Saudi Arabia will probably offer smaller discounts to ship crude to Asia amid speculation demand will increase after benchmark prices dropped almost 50 percent last year.
The world’s biggest oil exporter will announce February official selling prices to buyers in Asia in coming days, after offering its Arab Light grade at the biggest discount in at least 14 years the previous month. OPEC’s largest producer may narrow the discount, according to 12 of 15 traders and refiners in a Bloomberg News survey through today. Three respondents forecast price differentials to be unchanged.
Saudi Arabia led the Organization of Petroleum Exporting Countries in maintaining production quotas while offering deeper discounts for its own cargoes, prompting speculation that it’s prepared to let prices fall to defend market share against more expensive U.S. shale supply. OPEC pumped above target for a seventh straight month in December even as U.S. output expanded to the highest level in more than three decades.
“China has been buying slightly more crude because of declining prices and we may expect some bargain hunting at this price level,” Ken Hasegawa, an energy trading manager at Newedge Group in Tokyo, said by phone today. “Still, overall demand is not so good and the Saudis don’t want to lose market share as they’ve said. I don’t think they will change their stance dramatically.”
Arab Light, the biggest Saudi oil stream, will sell in Asia next month at $1.40 a barrel below the average of benchmark Oman and Dubai grades, predicted Masahi Nakayama, the general manager of the crude and tanker department at Cosmo Oil Co., a Tokyo-based refiner.
Saudi Arabian Oil Co. is offering the grade at $2 a barrel below the Oman-Dubai average this month, according to a Dec. 4 statement from the state-run company known as Aramco. That’s $1.90 wider than for December and the biggest discount in data compiled by Bloomberg since June 2000.

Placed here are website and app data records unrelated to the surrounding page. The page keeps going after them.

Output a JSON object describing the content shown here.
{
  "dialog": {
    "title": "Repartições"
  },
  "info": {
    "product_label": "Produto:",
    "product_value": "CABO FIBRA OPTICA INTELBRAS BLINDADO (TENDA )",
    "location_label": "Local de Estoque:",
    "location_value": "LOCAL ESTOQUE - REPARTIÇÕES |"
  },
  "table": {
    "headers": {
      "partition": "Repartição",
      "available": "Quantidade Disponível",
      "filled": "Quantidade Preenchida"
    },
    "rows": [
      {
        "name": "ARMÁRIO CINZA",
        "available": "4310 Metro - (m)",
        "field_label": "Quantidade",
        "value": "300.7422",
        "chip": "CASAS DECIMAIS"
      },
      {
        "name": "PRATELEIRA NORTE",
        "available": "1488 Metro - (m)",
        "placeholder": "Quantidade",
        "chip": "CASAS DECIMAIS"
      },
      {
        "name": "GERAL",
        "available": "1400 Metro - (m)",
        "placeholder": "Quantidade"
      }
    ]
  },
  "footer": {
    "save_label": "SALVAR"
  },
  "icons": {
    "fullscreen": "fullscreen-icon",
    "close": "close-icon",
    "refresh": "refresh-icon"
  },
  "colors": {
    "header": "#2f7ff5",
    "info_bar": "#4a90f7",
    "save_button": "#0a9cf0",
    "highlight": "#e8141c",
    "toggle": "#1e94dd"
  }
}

“The Saudis are still keen to sell more,” Nakayama said by phone. The discount may shrink “because of narrower spreads, averaged in December, between the first-month and the third-month Dubai swaps and between Oman and Dubai prices,” he said.
Front-month cargoes of Dubai crude cost 96 cents a barrel less than those for later deliveries last month, compared with an average $1.19 discount in November, according to data from PVM Oil Associates Ltd., a London-based broker.
China’s apparent oil demand expanded 3.2 percent in November from a year earlier, extending a 2.6 percent gain in October, data compiled by Bloomberg show. On a month-on-month basis, the nation’s crude imports climbed 5.5 percent in November, compared with a drop of 12.7 percent in October, according to customs data.
Saudi Arabia is confident that crude prices will rise as global economic growth boosts demand, while high-cost producers cut back, Oil Minister Ali Al-Naimi said on Dec. 21.
At its Nov. 27 meeting, OPEC signaled it won’t adjust supply to influence prices, instead preferring to maintain market share amid an unprecedented U.S. shale boom. The 12-member group, which supplies about 40 percent of the world’s oil, kept its quota at 30 million barrels a day, a target first set in January 2012.
Brent, the benchmark grade for more than half the world’s oil, was down 1.3 percent at $55.70 a barrel on the London-based ICE Futures Europe exchange at 8:19 a.m. local time. Futures slumped 48 percent last year. West Texas Intermediate, the U.S. marker crude, lost 1.4 percent to $51.97 in electronic trading on the New York Mercantile Exchange.
OPEC pumped 30.24 million barrels a day in December, a separate Bloomberg survey of oil companies, producers and analysts shows. The group is next scheduled to meet on June 5.
Saudi Arabia produced 9.5 million barrels a day last month, according to data compiled by Bloomberg. In the U.S., output increased to 9.14 million barrels a day through Dec. 12, the most in weekly records that started in January 1983, said the Energy Information Administration.